Earlier this spring, the Alaska Legislature, at Gov. Sean Parnell’s urging, approved $25 million for a new launch pad at the Kodiak Launch Complex.
The approval came after aerospace giant Lockheed-Martin picked Kodiak as the West Coast launch site for a new medium-lift rocket. Along with the pick, Lockheed pledged to support $100 million in additional financing for the launch pad.
Right now, Lockheed is drafting its business plan and searching for customers interested in putting their satellites in space on an Alaska rocket. Once that business plan is complete, Lockheed and Alaska Aerospace Corp., which operates the complex, can get financing to start construction on the new launch pad.
“We have to have that in order to solidify and close any financing package,” said Alaska Aerospace president Craig Campbell.
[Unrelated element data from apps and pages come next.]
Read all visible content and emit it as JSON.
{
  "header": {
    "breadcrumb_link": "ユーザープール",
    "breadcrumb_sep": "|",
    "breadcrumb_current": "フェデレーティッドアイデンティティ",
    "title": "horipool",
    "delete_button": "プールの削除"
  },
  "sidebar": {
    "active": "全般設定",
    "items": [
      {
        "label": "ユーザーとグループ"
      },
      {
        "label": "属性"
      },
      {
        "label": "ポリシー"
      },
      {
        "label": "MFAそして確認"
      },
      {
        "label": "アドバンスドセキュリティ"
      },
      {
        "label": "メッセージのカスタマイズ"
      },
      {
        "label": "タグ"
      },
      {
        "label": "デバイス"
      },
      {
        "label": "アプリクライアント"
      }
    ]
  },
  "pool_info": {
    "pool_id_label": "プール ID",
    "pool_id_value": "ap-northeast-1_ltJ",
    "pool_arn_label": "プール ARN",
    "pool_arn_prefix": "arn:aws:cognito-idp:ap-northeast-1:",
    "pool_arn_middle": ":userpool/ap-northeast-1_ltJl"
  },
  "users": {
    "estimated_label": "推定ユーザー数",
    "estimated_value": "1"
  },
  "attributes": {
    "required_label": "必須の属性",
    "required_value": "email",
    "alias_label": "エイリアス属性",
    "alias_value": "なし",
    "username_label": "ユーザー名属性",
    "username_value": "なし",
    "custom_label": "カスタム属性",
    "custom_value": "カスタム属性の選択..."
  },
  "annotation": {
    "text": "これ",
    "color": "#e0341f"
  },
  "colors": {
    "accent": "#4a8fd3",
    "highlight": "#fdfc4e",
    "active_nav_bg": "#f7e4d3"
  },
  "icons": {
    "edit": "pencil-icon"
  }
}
Without a firm commitment from Lockheed, Alaska Aerospace can spend only $3 million of the $25 million approved by the Legislature. It’s a safety gate intended to keep the state from being exposed if Lockheed can’t find someone to ride its rocket.
At the same time, that safety measure means Alaska Aerospace can’t yet move ahead with construction of the new launch pad. The $3 million will buy an environmental assessment and basic planning, but it won’t cover bulldozers and construction contracts.
“We’ve got the $25 million from the state, and Aerospace is moving forward with design, but they can’t build until they have a contract and customers,” said Rep. Alan Austerman, R-Kodiak, a nonvoting member of the Alaska Aerospace board of directors.
Campbell said the project’s environmental assessment should be complete within the next 60 to 90 days. By that time, he hopes Lockheed will be ready to commit fully.
If Lockheed doesn’t come through, there is still another option.
This fall, aerospace corporation Orbital Sciences will launch Antares, a new medium-lift rocket competing with Lockheed’s.
Orbital’s first Antares will lift off from a launch pad in Virginia, but the company has not yet picked a West Coast launch site. Kodiak is in the running, an Orbital representative said at last week’s Alaska Rocket and Space Summit in Anchorage.
If Orbital does come, Alaska Aerospace needs to know sooner rather than later. Lockheed’s rocket is solid-fueled, requiring less infrastructure on the ground. Orbital’s missile is liquid-fueled, meaning complicated fueling equipment would have to be ordered ahead of time, and a different design would be needed.
“To some degree, it’s best for Orbital to make their decision early,” Campbell said.
In the best-case scenario for Alaska Aerospace, both companies would want to launch from Kodiak and a design could be drawn up for that.
To avoid missing this summer’s construction season, however, Alaska Aerospace needs an answer soon.
“In the next 30, maybe even 60 days, it doesn’t really matter,” Campbell said. “Probably by September at the latest, we’d have to go into final designs for construction. When they have a manifest, when I have a launch schedule, I can get funding from a bank.”
Work can be done in the winter, but it’s more expensive and difficult.
A bigger problem than difficult construction is Alaska Aerospace’s financial footing. This spring, Parnell asked the Legislature for, and received, $8 million in operating funds for the corporation.
At the time, several legislators mentioned they would be reluctant to approve more funding for the corporation without the interest of private industry.
At last week’s summit in Anchorage, that interest showed up.
Representatives from Lockheed, Orbital, rocket engine maker ATK and Boeing flew to Anchorage, as did at least 10 Alaska legislators and representatives of the University of Alaska.
Summit organizer Sen. Gary Stevens, R-Kodiak, was pleased with the turnout and the ideas floated by attendees.
“The opportunities sound really great, and I was pleased to hear what everybody else was thinking,” he said.
Campbell agreed, saying the meeting was a good chance for the aerospace industry to see Alaska is taking it seriously and for legislators to see that industry is looking at Alaska on equal terms.
Austerman said he was most interested in the reassurance that industry is interested in the Kodiak Launch Complex.
“They’re interested in doing business in Alaska,” he said.
Until that interest turns physical, however, Alaska Aerospace has its dreams in the clouds and its feet standing still.